These are really just a thinly veiled excuse to make scones, but you have to admit that cauliflower trim does make them look cute. Use any other cheese you like – a tasty cheddar would do just fine. So would feta, come to that.
Makes 10 scones
- 20 small–medium cauliflower florets
- 370 g (13 oz/2½ cups) wholemeal (whole-wheat) flour
- 5 teaspoons baking powder
- 1 teaspoon salt
- 50 g (1¾ oz/scant ¼ cup) unsalted butter, chopped
- 200 g (7 oz) tasty, feta or gorgonzola cheese, chopped
- 2½ tablespoons finely chopped chives
- 300 ml (10½ fl oz) buttermilk, approximately
Preheat the oven to 220°C (425°F). Line a baking tray with baking paper.
Steam the cauliflower over boiling water for 2–3 minutes or until the cauliflower is semi-cooked.
Stir together the flour, baking powder and salt in a bowl. Using your fingertips, rub in the butter until the mixture resembles fine breadcrumbs, then rub in half the gorgonzola. Stir in the chives, add the buttermilk and then, working quickly, stir with a flat-bladed knife to form a coarse, sticky dough. Add a little extra buttermilk if the mixture is too dry.

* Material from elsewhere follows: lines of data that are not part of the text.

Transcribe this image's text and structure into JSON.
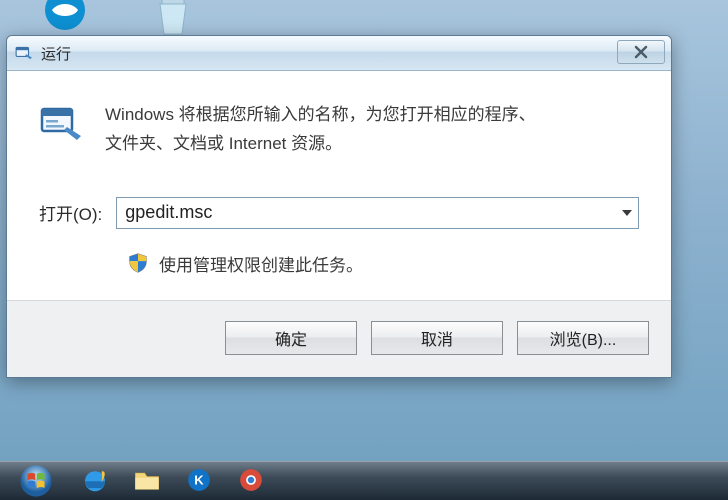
{
  "dialog": {
    "title": "运行",
    "description_line1": "Windows 将根据您所输入的名称，为您打开相应的程序、",
    "description_line2": "文件夹、文档或 Internet 资源。",
    "open_label": "打开(O):",
    "command_value": "gpedit.msc",
    "admin_note": "使用管理权限创建此任务。",
    "buttons": {
      "ok": "确定",
      "cancel": "取消",
      "browse": "浏览(B)..."
    }
  },
  "icons": {
    "run_small": "run-icon",
    "run_large": "run-icon",
    "close": "close-icon",
    "dropdown": "chevron-down-icon",
    "shield": "shield-icon",
    "start": "windows-start-icon",
    "ie": "internet-explorer-icon"
  }
}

Turn out onto a floured board and, using your hands, lightly knead until the dough just comes together – take care not to overwork or the scones will be tough. Using your hands, pat out to a rough 20 x 15 cm (8 x 6 inch) rectangle, using a large knife to push the edges square. Cut out rounds with a 6.5 cm (2½ inch) cutter. Press together any scraps, re-roll and cut out more rounds – you should have 10. Press the remaining cheese gently into the scone tops. Press the cauliflower florets into the tops, stems down, then transfer to the baking tray.
Bake for 15 minutes or until risen, golden and cooked through. Transfer to a wire rack to cool. Scones are best served on the day they are made.
Extracted from Cauliflower is King by Leanne Kitchen, published by Murdoch Books, distributed by Allen & Unwin, RRP $22.99.